Cadets can progress to the St John Ambulance Youth First Aid and Activity First Aid awards. These are recognised qualifications following successful assessment, and each Cadet is awarded a certificate and badge to mark their achievement.
At age 18, Cadets can be trained to deliver first aid training as either Heartstart instructors, or by qualifying as a First Aid at Work instructor.
Flying and Gliding
It wouldn’t be the Air Cadets without flying and gliding!
The Air Training Corps is fortunate to receive support from the Royal Air Force with access to their fleet of Tutor T1 basic flying training aircraft, and our own fleet of Vigilant motor gliders and Viking conventional gliders. Cadets also have access to gliding simulators which are a low cost, all weather ground training facilities that permit continuation training.
At age 16, eligible Cadets can submit an application for an Air Cadet Pilot or Gliding scholarship. These provide training to potentially solo standard and this training is recognised by several aviation charities.
Cadets may also have a chance to fly in military aircraft, from fast jets to large transport aircraft.
Cadets are given the opportunity to try their hand at target shooting using a variety of weapons systems after thorough training and assessment. These start at air rifle and progress to full bore rifles, with all shooting conducted on military shooting ranges. These ranges vary in length and cadets can shoot up to distances of 250 metres.
Those more talented Cadets can obtain marksmanship awards depending on the weapons system and the grouping. The most talented Cadets are usually selected to participate in a large military shooting competition, the elite Bisley 100. Those Cadets selected will represent the Air Training Corps in shooting competitions against the Sea Cadet Corps and Army Cadet Force.
The Air Training Corps has a strong sporting heritage, and competitions are regularly held for the following sports:

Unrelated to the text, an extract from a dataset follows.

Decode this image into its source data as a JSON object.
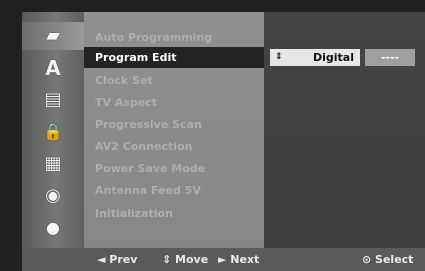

Not every Cadet will compete in a sport, but will be given the opportunity to take part in fitness classes and other team sports that foster a spirit of teamwork and competitiveness.